The Caitlin Clark Experience

By: Daniel Alkana

With the first pick in the WNBA 2024 Draft, the Indiana Fever chose Caitlin Clark, the standout guard from the University of Iowa. 

Clark shattered shooting records across the NCAA during her four-year tenure at Iowa. She set the record for both men’s and women’s NCAA most 3-pointers in a single season, most career 3-pointers, most career points, along with the women’s most points in a single season and other NCAA Tournament records. 

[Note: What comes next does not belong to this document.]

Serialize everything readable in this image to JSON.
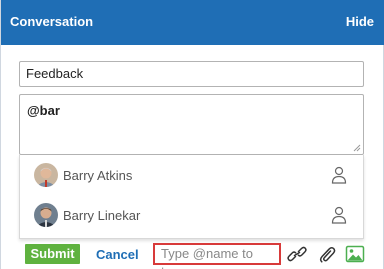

Clark also led Iowa to back-to-back national championship games. Although Iowa lost both championships, Clark’s record-setting career garnered national media coverage, especially throughout the 2024 season, leading to the Women’s NCAA National Championship outperforming the Men’s NCAA National Championship in viewership for the first time in history with a peak of 24 million viewers. 

After completing her senior year at Iowa, Clark declared for the WNBA Draft. The Fever secured the first-round pick of the draft through a lottery in December of 2023. With Clark’s prominence, it had been widely known that she would be heading to Indiana. 

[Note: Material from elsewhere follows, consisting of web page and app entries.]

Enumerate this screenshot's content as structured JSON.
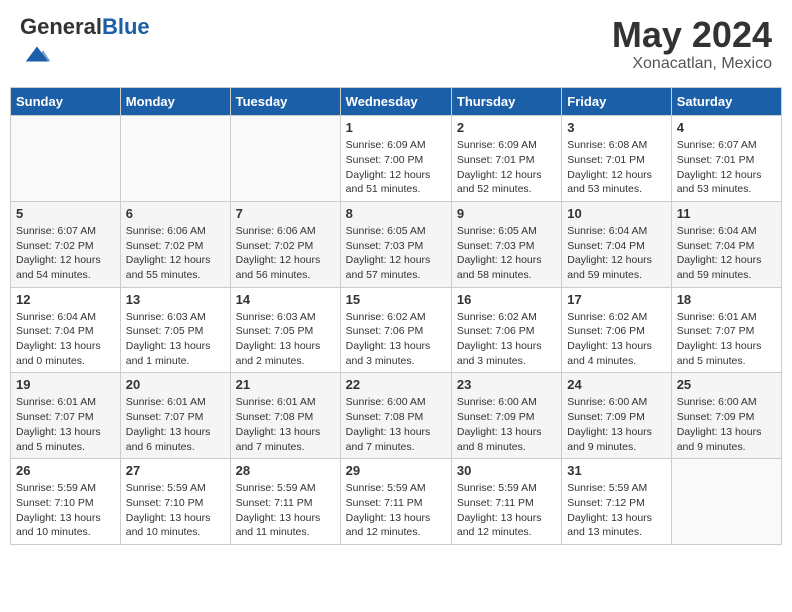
{
  "header": {
    "logo_general": "General",
    "logo_blue": "Blue",
    "title": "May 2024",
    "location": "Xonacatlan, Mexico"
  },
  "days_of_week": [
    "Sunday",
    "Monday",
    "Tuesday",
    "Wednesday",
    "Thursday",
    "Friday",
    "Saturday"
  ],
  "weeks": [
    [
      {
        "day": "",
        "info": ""
      },
      {
        "day": "",
        "info": ""
      },
      {
        "day": "",
        "info": ""
      },
      {
        "day": "1",
        "info": "Sunrise: 6:09 AM\nSunset: 7:00 PM\nDaylight: 12 hours\nand 51 minutes."
      },
      {
        "day": "2",
        "info": "Sunrise: 6:09 AM\nSunset: 7:01 PM\nDaylight: 12 hours\nand 52 minutes."
      },
      {
        "day": "3",
        "info": "Sunrise: 6:08 AM\nSunset: 7:01 PM\nDaylight: 12 hours\nand 53 minutes."
      },
      {
        "day": "4",
        "info": "Sunrise: 6:07 AM\nSunset: 7:01 PM\nDaylight: 12 hours\nand 53 minutes."
      }
    ],
    [
      {
        "day": "5",
        "info": "Sunrise: 6:07 AM\nSunset: 7:02 PM\nDaylight: 12 hours\nand 54 minutes."
      },
      {
        "day": "6",
        "info": "Sunrise: 6:06 AM\nSunset: 7:02 PM\nDaylight: 12 hours\nand 55 minutes."
      },
      {
        "day": "7",
        "info": "Sunrise: 6:06 AM\nSunset: 7:02 PM\nDaylight: 12 hours\nand 56 minutes."
      },
      {
        "day": "8",
        "info": "Sunrise: 6:05 AM\nSunset: 7:03 PM\nDaylight: 12 hours\nand 57 minutes."
      },
      {
        "day": "9",
        "info": "Sunrise: 6:05 AM\nSunset: 7:03 PM\nDaylight: 12 hours\nand 58 minutes."
      },
      {
        "day": "10",
        "info": "Sunrise: 6:04 AM\nSunset: 7:04 PM\nDaylight: 12 hours\nand 59 minutes."
      },
      {
        "day": "11",
        "info": "Sunrise: 6:04 AM\nSunset: 7:04 PM\nDaylight: 12 hours\nand 59 minutes."
      }
    ],
    [
      {
        "day": "12",
        "info": "Sunrise: 6:04 AM\nSunset: 7:04 PM\nDaylight: 13 hours\nand 0 minutes."
      },
      {
        "day": "13",
        "info": "Sunrise: 6:03 AM\nSunset: 7:05 PM\nDaylight: 13 hours\nand 1 minute."
      },
      {
        "day": "14",
        "info": "Sunrise: 6:03 AM\nSunset: 7:05 PM\nDaylight: 13 hours\nand 2 minutes."
      },
      {
        "day": "15",
        "info": "Sunrise: 6:02 AM\nSunset: 7:06 PM\nDaylight: 13 hours\nand 3 minutes."
      },
      {
        "day": "16",
        "info": "Sunrise: 6:02 AM\nSunset: 7:06 PM\nDaylight: 13 hours\nand 3 minutes."
      },
      {
        "day": "17",
        "info": "Sunrise: 6:02 AM\nSunset: 7:06 PM\nDaylight: 13 hours\nand 4 minutes."
      },
      {
        "day": "18",
        "info": "Sunrise: 6:01 AM\nSunset: 7:07 PM\nDaylight: 13 hours\nand 5 minutes."
      }
    ],
    [
      {
        "day": "19",
        "info": "Sunrise: 6:01 AM\nSunset: 7:07 PM\nDaylight: 13 hours\nand 5 minutes."
      },
      {
        "day": "20",
        "info": "Sunrise: 6:01 AM\nSunset: 7:07 PM\nDaylight: 13 hours\nand 6 minutes."
      },
      {
        "day": "21",
        "info": "Sunrise: 6:01 AM\nSunset: 7:08 PM\nDaylight: 13 hours\nand 7 minutes."
      },
      {
        "day": "22",
        "info": "Sunrise: 6:00 AM\nSunset: 7:08 PM\nDaylight: 13 hours\nand 7 minutes."
      },
      {
        "day": "23",
        "info": "Sunrise: 6:00 AM\nSunset: 7:09 PM\nDaylight: 13 hours\nand 8 minutes."
      },
      {
        "day": "24",
        "info": "Sunrise: 6:00 AM\nSunset: 7:09 PM\nDaylight: 13 hours\nand 9 minutes."
      },
      {
        "day": "25",
        "info": "Sunrise: 6:00 AM\nSunset: 7:09 PM\nDaylight: 13 hours\nand 9 minutes."
      }
    ],
    [
      {
        "day": "26",
        "info": "Sunrise: 5:59 AM\nSunset: 7:10 PM\nDaylight: 13 hours\nand 10 minutes."
      },
      {
        "day": "27",
        "info": "Sunrise: 5:59 AM\nSunset: 7:10 PM\nDaylight: 13 hours\nand 10 minutes."
      },
      {
        "day": "28",
        "info": "Sunrise: 5:59 AM\nSunset: 7:11 PM\nDaylight: 13 hours\nand 11 minutes."
      },
      {
        "day": "29",
        "info": "Sunrise: 5:59 AM\nSunset: 7:11 PM\nDaylight: 13 hours\nand 12 minutes."
      },
      {
        "day": "30",
        "info": "Sunrise: 5:59 AM\nSunset: 7:11 PM\nDaylight: 13 hours\nand 12 minutes."
      },
      {
        "day": "31",
        "info": "Sunrise: 5:59 AM\nSunset: 7:12 PM\nDaylight: 13 hours\nand 13 minutes."
      },
      {
        "day": "",
        "info": ""
      }
    ]
  ]
}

However, the impact of Clark’s 2024 season on women’s basketball fans was unprecedented. More than 6,000 fans packed the Fever’s Gainbridge Fieldhouse stadium for a draft watch party, along with 2.4 million viewers across ESPN’s televised coverage of the draft. Yet another Clark milestone set in what is being named the “Caitlin Clark Experience.”

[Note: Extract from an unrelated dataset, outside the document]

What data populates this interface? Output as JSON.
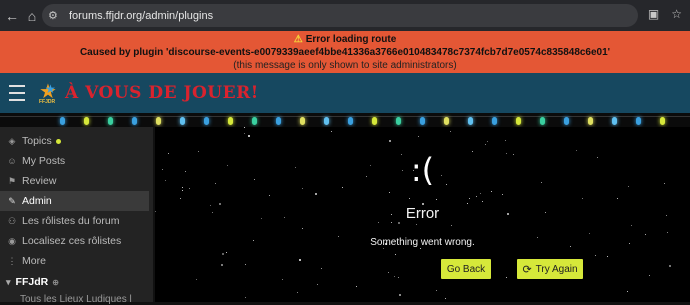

Even with all her accolades and success, some say Clark’s biggest achievement is yet to come. After the draft, it was disclosed that Clark’s four-year contract with the Fever would earn her $338,056, with a rookie year payout of $76,500, compared to last year’s first pick of the NBA Draft Victor Wembanyama’s $12.1 million contract. 

This pay discrepancy has rekindled the conversation of the gap in pay between women’s and men’s professional basketball. 

Some believe Clark will be the light at the end of the tunnel for equality of pay, if not at least a restructure of contracts and incentives for women professional athletes. To add fuel to the pay discrepancy fire, the online sports retailer Fanatic disclosed that the Indiana Fever Clark basketball jersey had sold out within an hour of going live. 

Clark has broken records across the NCAA, brought unprecedented amounts of viewership and shed more light on social and financial discrepancies in sports. All of this without playing a professional league game of basketball yet. It is uncertain what the future holds for Clark in the WNBA; however, it is certain that the Indian Fever, sports fans and America could finally have their “Michael Jordan” of women’s sports.